In the past, Aid for Africa has written optimistically about Africa’s future. Others share our passion, particularly Bill and Melinda Gates. In the 2014 Gates Annual Letter, the couple discusses development and the poor. They do this through the lens of the following three myths that they believe persist and block progress for the poor:
- Poor countries are doomed to stay poor.
- Foreign aid is a big waste.
- Saving lives leads to overpopulation.
Their discussion of these myths as they relate to Africa might surprise you.
1. African countries are doomed to stay poor.
Really? That would suggest that nothing has changed in the last 50 years.
But much has. For example, since 1998 annual income per person has risen by two thirds, from $1,300 to $2,200. In the last five years, seven of the 10 fastest growing economies were in Africa. Since 1960, the lifespan of the average Africa has risen from 41 to 57 years, despite the HIV epidemic.
2. Foreign aid to African countries has been a big waste.
The numbers above would suggest differently.
Drawing on their experience with health programs, the Gates explain that aid provided by governments and foundations to combat preventable diseases has saved millions of lives. How? With immunization of 2.5 billion children against polio, distribution of 360 million insecticide-treated bed nets to prevent malaria and other mosquito-borne diseases, and antiretroviral therapy for 6.1 million HIV-positive people in poor countries, to name a few examples. Similar successes have occurred for agriculture, education and small business development.
3. Saving lives in African countries leads to overpopulation.
Actually, it works the other way around.
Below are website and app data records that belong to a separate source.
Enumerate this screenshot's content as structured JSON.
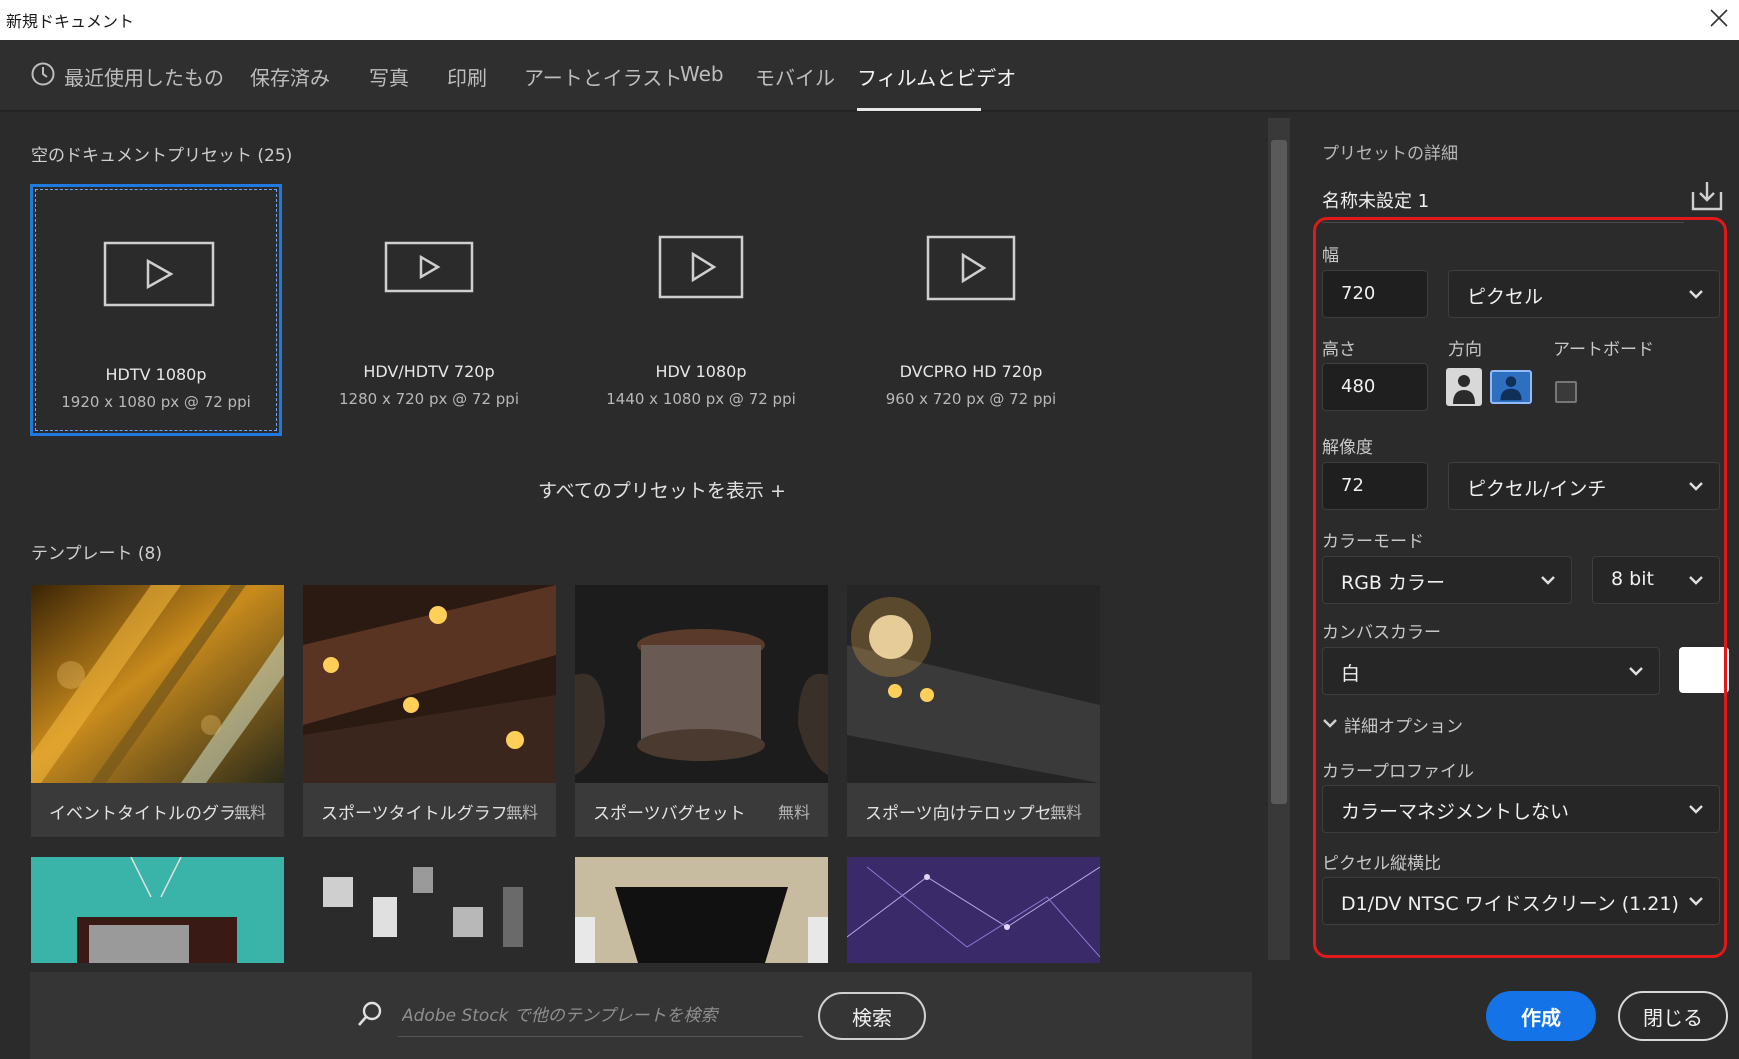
{
  "window": {
    "title": "新規ドキュメント"
  },
  "tabs": [
    {
      "label": "最近使用したもの",
      "icon": "clock-icon"
    },
    {
      "label": "保存済み"
    },
    {
      "label": "写真"
    },
    {
      "label": "印刷"
    },
    {
      "label": "アートとイラスト"
    },
    {
      "label": "Web"
    },
    {
      "label": "モバイル"
    },
    {
      "label": "フィルムとビデオ",
      "active": true
    }
  ],
  "presets": {
    "heading": "空のドキュメントプリセット",
    "count": "(25)",
    "items": [
      {
        "name": "HDTV 1080p",
        "desc": "1920 x 1080 px @ 72 ppi",
        "selected": true
      },
      {
        "name": "HDV/HDTV 720p",
        "desc": "1280 x 720 px @ 72 ppi"
      },
      {
        "name": "HDV 1080p",
        "desc": "1440 x 1080 px @ 72 ppi"
      },
      {
        "name": "DVCPRO HD 720p",
        "desc": "960 x 720 px @ 72 ppi"
      }
    ],
    "show_all": "すべてのプリセットを表示 +"
  },
  "templates": {
    "heading": "テンプレート",
    "count": "(8)",
    "items": [
      {
        "name": "イベントタイトルのグラ...",
        "price": "無料"
      },
      {
        "name": "スポーツタイトルグラフ...",
        "price": "無料"
      },
      {
        "name": "スポーツバグセット",
        "price": "無料"
      },
      {
        "name": "スポーツ向けテロップセ...",
        "price": "無料"
      }
    ]
  },
  "search": {
    "placeholder": "Adobe Stock で他のテンプレートを検索",
    "button": "検索"
  },
  "details": {
    "heading": "プリセットの詳細",
    "doc_name": "名称未設定 1",
    "width_label": "幅",
    "width_value": "720",
    "width_unit": "ピクセル",
    "height_label": "高さ",
    "height_value": "480",
    "orientation_label": "方向",
    "artboard_label": "アートボード",
    "resolution_label": "解像度",
    "resolution_value": "72",
    "resolution_unit": "ピクセル/インチ",
    "color_mode_label": "カラーモード",
    "color_mode_value": "RGB カラー",
    "bit_depth": "8 bit",
    "canvas_color_label": "カンバスカラー",
    "canvas_color_value": "白",
    "advanced_options": "詳細オプション",
    "color_profile_label": "カラープロファイル",
    "color_profile_value": "カラーマネジメントしない",
    "pixel_aspect_label": "ピクセル縦横比",
    "pixel_aspect_value": "D1/DV NTSC ワイドスクリーン (1.21)"
  },
  "actions": {
    "create": "作成",
    "close": "閉じる"
  },
  "colors": {
    "accent": "#1473e6",
    "highlight": "#e01a1a",
    "selected_border": "#1f7ae0"
  }
}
The 2014 Gates Annual Letter discusses what seems counter-intuitive to many. Parents have more children when they are poor because there is a higher likelihood that one or more of their children will die. When parents know their children will be healthy and survive, they choose to have fewer. Keeping children healthy is one of the best ways to control population—along with educating women. This is certainly the case in Africa.
These are the highlights. We hope you read the full letter here. Bill and Melinda Gates get help from Bill Nye the Science Guy and Discovery Channel’s MythBusters Adam Savage and Jamie Hyneman.
Thanks to philanthropists, governments, development agencies, grassroots organizations and individuals who support them, things ARE looking up.
Aid for Africa is an alliance of 85 U.S.-based nonprofits and their African partners who help children, families, and communities throughout Sub-Saharan Africa. Aid for Africa‘s grassroots programs focus on health, education, economic development, arts & culture, conservation, and wildlife protection in Africa.